*REQUIREMENT:*
Lines with the word "source" are the ones wanted. Copy each of them from the entries below.

╔══

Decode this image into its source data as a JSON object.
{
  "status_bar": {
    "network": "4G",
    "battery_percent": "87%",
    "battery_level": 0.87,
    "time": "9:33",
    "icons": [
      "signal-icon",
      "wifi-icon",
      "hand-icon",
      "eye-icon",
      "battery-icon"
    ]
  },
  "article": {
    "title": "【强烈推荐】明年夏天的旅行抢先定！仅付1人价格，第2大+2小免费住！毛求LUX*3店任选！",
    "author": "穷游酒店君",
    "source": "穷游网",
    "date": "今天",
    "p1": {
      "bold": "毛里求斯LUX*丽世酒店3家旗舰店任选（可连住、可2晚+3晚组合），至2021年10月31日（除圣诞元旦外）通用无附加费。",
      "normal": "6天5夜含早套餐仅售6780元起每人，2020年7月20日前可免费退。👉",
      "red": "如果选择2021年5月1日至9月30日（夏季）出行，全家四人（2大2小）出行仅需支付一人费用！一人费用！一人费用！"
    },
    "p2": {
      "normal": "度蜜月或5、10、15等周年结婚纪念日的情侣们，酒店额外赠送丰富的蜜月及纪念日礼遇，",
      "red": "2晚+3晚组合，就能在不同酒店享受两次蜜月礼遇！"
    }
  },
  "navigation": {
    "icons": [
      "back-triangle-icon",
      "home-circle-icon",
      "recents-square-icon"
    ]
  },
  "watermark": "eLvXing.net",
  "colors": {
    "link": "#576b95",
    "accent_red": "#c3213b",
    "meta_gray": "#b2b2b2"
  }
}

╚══

*WORKED SOLUTION:*
Decode this image into its source data as a JSON object.
    "source": "穷游网",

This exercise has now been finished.